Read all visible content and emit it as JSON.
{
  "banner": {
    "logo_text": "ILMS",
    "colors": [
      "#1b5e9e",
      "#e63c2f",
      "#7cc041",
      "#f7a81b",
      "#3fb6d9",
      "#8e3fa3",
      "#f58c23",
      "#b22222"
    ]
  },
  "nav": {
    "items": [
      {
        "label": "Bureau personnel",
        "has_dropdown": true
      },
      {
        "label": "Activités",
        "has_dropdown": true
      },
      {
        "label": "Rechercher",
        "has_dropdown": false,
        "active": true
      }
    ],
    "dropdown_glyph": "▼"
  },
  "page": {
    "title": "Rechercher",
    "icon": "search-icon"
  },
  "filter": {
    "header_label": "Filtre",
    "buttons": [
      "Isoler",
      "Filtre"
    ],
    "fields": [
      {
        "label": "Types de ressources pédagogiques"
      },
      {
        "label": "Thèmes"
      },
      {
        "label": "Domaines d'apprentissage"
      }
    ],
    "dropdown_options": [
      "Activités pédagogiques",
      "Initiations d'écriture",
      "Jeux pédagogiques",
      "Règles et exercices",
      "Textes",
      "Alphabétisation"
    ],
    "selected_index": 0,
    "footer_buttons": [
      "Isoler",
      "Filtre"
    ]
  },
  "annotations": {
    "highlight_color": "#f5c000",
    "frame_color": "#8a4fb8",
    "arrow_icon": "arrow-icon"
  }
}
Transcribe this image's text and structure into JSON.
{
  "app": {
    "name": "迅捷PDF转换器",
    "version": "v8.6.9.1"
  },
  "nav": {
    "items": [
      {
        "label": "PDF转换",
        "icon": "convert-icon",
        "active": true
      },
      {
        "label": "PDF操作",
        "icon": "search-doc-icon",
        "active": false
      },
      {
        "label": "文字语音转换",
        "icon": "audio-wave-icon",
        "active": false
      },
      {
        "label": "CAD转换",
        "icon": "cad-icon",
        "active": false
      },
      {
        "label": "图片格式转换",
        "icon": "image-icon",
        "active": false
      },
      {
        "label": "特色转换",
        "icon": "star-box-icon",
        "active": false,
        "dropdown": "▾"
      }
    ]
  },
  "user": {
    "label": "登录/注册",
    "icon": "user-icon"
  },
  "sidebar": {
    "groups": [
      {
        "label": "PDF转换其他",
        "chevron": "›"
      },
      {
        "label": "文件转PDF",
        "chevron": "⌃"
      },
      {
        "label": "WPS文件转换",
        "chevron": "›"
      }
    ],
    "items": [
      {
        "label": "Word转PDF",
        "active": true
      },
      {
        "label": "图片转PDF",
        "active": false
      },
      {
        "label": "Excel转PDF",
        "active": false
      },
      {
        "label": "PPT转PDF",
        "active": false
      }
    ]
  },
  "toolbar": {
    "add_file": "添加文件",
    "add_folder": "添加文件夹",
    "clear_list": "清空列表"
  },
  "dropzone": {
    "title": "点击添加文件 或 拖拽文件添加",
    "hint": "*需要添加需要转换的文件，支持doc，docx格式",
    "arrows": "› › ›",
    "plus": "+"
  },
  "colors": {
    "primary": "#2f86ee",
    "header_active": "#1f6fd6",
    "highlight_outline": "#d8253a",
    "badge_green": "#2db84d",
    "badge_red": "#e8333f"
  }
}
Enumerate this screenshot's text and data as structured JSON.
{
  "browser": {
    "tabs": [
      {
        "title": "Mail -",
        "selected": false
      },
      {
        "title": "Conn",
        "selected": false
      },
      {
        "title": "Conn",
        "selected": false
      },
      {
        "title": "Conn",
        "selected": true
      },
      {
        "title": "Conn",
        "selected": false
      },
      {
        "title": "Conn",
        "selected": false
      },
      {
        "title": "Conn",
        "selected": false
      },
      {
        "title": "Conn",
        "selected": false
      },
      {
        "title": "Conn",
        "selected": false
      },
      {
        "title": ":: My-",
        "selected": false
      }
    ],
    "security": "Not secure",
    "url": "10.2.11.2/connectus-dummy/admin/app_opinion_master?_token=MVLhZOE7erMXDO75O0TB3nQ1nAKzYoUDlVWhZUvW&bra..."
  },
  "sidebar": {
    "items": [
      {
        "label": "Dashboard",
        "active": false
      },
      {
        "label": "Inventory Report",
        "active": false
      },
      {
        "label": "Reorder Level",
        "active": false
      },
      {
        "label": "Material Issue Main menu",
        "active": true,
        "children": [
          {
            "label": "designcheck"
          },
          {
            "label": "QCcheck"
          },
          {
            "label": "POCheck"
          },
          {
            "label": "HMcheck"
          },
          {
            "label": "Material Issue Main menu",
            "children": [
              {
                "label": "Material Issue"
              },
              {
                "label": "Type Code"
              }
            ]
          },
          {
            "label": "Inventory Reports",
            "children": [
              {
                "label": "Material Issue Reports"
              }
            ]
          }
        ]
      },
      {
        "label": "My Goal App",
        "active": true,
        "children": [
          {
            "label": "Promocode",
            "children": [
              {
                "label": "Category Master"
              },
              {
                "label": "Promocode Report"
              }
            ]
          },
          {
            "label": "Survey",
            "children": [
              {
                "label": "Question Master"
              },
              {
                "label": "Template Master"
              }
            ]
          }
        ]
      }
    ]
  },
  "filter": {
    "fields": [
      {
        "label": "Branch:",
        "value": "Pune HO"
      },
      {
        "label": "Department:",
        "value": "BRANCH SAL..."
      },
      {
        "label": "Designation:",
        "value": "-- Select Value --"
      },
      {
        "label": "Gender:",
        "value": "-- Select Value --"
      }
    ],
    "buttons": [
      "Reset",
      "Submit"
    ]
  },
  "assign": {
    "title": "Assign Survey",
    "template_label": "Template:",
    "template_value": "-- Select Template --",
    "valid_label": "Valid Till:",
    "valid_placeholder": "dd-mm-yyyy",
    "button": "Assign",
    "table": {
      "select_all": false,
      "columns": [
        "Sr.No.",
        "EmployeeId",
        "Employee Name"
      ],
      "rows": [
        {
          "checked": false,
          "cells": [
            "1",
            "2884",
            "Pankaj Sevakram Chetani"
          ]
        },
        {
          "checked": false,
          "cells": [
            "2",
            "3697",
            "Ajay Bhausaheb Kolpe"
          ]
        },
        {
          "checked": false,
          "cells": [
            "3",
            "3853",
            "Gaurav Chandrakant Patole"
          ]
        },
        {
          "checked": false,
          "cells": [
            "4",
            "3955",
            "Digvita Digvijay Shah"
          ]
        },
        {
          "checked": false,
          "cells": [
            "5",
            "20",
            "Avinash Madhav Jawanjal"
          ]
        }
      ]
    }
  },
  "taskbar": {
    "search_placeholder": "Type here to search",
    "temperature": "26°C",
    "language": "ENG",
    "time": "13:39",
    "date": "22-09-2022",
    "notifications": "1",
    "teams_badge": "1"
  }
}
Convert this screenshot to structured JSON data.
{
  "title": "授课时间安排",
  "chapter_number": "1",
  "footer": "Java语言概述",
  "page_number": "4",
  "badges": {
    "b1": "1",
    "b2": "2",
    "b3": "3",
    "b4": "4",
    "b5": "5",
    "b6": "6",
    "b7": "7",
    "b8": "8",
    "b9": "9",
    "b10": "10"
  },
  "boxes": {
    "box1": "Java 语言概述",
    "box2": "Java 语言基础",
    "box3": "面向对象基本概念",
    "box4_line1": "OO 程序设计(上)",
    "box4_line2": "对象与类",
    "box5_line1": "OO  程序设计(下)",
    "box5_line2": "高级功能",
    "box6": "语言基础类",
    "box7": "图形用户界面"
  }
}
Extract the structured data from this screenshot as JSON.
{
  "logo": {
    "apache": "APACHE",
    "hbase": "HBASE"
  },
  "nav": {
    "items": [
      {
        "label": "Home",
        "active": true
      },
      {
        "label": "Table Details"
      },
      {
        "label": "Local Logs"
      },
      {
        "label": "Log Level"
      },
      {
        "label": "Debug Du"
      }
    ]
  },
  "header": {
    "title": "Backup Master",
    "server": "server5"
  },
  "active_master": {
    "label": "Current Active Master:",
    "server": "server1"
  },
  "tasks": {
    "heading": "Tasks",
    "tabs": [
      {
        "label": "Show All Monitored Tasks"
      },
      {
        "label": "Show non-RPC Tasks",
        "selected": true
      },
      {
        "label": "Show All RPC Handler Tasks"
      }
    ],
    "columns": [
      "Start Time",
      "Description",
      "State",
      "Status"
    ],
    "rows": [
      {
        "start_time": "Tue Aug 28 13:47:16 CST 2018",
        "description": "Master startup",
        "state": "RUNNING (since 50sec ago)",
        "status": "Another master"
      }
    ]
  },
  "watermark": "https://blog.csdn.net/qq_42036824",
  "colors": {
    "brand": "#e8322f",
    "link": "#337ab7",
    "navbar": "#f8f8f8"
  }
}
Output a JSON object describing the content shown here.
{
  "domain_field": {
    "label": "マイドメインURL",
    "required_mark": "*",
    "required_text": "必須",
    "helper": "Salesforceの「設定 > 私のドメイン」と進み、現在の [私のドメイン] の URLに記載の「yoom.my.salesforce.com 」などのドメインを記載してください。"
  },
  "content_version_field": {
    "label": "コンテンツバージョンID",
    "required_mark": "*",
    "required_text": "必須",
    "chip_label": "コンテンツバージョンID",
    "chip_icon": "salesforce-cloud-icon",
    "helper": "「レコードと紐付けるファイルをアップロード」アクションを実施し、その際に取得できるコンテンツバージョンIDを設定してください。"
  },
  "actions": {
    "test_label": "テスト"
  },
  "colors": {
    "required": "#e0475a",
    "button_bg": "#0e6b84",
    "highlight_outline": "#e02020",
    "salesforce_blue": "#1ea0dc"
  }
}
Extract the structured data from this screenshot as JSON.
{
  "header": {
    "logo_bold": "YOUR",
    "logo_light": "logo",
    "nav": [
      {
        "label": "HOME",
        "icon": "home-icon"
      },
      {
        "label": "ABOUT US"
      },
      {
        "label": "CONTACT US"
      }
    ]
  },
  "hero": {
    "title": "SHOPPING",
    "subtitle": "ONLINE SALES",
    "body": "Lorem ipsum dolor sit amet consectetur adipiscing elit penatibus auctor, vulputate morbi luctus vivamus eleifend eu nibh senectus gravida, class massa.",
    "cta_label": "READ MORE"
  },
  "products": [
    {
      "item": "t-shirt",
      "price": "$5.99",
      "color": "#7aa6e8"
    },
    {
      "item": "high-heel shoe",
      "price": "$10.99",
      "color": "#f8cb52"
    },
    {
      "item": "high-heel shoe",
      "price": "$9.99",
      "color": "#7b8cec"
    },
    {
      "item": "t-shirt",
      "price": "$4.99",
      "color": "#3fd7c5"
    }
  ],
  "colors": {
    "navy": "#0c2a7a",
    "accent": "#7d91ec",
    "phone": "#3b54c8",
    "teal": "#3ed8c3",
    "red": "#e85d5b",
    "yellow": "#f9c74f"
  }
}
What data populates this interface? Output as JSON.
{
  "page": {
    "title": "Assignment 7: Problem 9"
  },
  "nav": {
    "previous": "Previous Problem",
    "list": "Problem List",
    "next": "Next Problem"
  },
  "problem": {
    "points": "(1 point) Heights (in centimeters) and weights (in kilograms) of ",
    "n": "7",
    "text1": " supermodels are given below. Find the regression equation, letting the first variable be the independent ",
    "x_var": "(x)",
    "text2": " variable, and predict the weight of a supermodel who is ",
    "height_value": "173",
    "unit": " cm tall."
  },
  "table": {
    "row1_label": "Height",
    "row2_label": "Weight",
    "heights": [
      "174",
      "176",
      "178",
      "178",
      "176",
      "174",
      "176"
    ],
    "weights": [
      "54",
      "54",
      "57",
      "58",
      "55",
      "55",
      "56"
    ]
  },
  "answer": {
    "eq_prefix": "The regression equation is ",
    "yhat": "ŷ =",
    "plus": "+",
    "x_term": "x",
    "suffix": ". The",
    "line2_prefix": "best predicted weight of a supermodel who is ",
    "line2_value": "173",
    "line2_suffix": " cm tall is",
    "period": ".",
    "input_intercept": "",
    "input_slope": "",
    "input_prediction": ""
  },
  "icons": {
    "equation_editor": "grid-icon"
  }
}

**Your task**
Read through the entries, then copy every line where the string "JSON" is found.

**Answer space**
Read all visible content and emit it as JSON.
Transcribe this image's text and structure into JSON.
Enumerate this screenshot's text and data as structured JSON.
Convert this screenshot to structured JSON data.
Extract the structured data from this screenshot as JSON.
Output a JSON object describing the content shown here.
Extract the structured data from this screenshot as JSON.
What data populates this interface? Output as JSON.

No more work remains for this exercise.